### TASK TO CARRY OUT
Working through the lines below, return each one that holds "ASCII".

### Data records
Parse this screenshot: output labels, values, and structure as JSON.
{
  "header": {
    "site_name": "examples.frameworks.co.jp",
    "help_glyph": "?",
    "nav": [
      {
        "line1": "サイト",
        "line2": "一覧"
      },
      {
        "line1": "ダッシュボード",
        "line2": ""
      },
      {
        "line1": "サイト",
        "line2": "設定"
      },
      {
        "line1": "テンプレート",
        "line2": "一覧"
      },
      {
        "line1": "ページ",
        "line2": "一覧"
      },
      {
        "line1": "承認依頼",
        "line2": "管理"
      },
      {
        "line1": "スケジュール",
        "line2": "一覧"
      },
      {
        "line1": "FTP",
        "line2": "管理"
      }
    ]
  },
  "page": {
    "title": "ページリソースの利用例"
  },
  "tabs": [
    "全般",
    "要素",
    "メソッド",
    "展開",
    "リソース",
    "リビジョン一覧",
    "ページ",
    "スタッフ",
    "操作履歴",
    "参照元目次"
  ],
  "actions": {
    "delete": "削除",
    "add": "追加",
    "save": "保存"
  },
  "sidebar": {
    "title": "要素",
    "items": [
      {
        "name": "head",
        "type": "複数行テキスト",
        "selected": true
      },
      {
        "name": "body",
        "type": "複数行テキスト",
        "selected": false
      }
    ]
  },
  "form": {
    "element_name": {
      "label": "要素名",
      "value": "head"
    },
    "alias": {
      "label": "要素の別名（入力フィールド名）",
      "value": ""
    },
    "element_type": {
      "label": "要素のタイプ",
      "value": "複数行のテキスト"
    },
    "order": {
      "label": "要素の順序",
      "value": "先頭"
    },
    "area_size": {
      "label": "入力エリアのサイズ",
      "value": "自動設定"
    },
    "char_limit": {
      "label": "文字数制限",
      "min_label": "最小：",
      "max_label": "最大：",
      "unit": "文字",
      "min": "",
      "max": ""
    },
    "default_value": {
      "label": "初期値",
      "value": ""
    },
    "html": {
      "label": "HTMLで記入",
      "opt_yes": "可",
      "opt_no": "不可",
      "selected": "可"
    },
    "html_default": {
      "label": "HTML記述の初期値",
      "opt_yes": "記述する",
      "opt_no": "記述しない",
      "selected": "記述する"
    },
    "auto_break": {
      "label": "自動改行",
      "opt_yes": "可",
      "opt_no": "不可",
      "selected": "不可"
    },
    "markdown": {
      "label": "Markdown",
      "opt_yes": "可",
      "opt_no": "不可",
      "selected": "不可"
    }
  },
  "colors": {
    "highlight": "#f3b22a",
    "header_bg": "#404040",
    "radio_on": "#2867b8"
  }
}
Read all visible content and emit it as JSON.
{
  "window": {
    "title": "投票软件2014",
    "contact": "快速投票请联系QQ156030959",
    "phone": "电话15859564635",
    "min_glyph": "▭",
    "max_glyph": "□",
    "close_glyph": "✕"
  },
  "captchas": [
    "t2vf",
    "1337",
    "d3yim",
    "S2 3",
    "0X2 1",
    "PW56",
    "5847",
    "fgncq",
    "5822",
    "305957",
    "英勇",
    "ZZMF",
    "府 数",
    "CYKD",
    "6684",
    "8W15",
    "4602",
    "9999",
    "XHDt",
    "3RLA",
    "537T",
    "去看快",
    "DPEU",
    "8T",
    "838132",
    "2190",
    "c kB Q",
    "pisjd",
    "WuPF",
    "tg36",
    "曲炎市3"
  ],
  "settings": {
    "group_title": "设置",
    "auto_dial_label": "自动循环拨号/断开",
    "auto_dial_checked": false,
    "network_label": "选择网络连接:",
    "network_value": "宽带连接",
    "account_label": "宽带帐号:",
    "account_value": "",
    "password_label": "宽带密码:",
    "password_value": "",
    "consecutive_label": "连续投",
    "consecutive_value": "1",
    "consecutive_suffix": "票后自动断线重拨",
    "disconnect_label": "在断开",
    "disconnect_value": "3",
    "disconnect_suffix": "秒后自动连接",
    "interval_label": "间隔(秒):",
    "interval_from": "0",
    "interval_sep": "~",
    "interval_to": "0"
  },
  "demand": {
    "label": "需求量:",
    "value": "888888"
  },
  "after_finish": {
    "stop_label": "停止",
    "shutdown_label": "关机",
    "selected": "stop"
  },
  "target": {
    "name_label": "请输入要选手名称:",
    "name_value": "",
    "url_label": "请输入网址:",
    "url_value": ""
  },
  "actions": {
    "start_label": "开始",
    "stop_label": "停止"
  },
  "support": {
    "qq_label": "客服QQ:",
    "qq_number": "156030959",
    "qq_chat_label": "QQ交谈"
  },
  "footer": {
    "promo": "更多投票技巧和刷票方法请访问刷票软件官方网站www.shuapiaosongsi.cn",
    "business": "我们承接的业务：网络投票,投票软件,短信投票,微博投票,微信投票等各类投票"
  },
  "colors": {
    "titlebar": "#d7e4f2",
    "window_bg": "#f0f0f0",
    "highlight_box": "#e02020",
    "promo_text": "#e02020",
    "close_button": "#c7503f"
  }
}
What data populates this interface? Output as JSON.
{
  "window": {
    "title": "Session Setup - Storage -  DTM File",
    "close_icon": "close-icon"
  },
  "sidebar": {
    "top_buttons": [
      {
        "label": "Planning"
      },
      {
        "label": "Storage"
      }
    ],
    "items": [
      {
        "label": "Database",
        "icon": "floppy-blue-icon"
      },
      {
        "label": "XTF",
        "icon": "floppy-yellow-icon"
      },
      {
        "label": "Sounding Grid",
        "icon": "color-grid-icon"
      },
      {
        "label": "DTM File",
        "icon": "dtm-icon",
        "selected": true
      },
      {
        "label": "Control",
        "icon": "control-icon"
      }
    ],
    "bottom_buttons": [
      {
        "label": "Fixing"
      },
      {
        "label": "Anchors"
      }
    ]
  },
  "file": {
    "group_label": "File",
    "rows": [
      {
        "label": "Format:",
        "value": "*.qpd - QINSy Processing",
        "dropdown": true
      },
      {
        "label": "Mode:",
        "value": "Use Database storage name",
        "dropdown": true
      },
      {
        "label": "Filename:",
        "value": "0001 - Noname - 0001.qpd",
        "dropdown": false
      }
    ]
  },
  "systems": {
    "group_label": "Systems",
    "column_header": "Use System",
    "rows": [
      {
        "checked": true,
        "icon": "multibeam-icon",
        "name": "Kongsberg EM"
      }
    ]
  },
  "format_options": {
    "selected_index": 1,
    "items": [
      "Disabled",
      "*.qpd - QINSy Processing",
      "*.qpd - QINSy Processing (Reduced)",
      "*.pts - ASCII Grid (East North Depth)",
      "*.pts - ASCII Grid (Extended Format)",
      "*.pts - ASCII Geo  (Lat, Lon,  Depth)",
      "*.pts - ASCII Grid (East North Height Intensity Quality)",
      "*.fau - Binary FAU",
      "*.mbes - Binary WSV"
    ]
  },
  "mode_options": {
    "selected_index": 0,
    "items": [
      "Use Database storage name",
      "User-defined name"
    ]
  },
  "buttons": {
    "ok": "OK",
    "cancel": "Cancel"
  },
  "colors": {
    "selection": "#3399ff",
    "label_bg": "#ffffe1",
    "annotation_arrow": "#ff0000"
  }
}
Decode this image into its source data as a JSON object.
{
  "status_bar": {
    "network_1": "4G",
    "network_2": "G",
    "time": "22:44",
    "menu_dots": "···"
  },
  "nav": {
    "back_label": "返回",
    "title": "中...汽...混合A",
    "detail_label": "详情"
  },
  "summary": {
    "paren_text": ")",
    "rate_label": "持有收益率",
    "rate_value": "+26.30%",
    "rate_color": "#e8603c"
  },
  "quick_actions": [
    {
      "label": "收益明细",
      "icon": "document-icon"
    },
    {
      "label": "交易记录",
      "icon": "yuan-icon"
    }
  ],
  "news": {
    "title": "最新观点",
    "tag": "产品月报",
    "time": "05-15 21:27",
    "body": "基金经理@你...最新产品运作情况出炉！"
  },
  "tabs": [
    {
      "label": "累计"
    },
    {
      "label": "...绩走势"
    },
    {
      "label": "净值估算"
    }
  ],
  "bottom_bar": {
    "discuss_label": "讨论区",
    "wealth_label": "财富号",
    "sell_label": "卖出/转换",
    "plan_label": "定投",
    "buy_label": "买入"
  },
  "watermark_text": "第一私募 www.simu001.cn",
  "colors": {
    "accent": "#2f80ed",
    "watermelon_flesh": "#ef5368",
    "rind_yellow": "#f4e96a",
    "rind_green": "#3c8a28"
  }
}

### TASK RESULT
      "*.pts - ASCII Grid (East North Depth)",
      "*.pts - ASCII Grid (Extended Format)",
      "*.pts - ASCII Geo  (Lat, Lon,  Depth)",
      "*.pts - ASCII Grid (East North Height Intensity Quality)",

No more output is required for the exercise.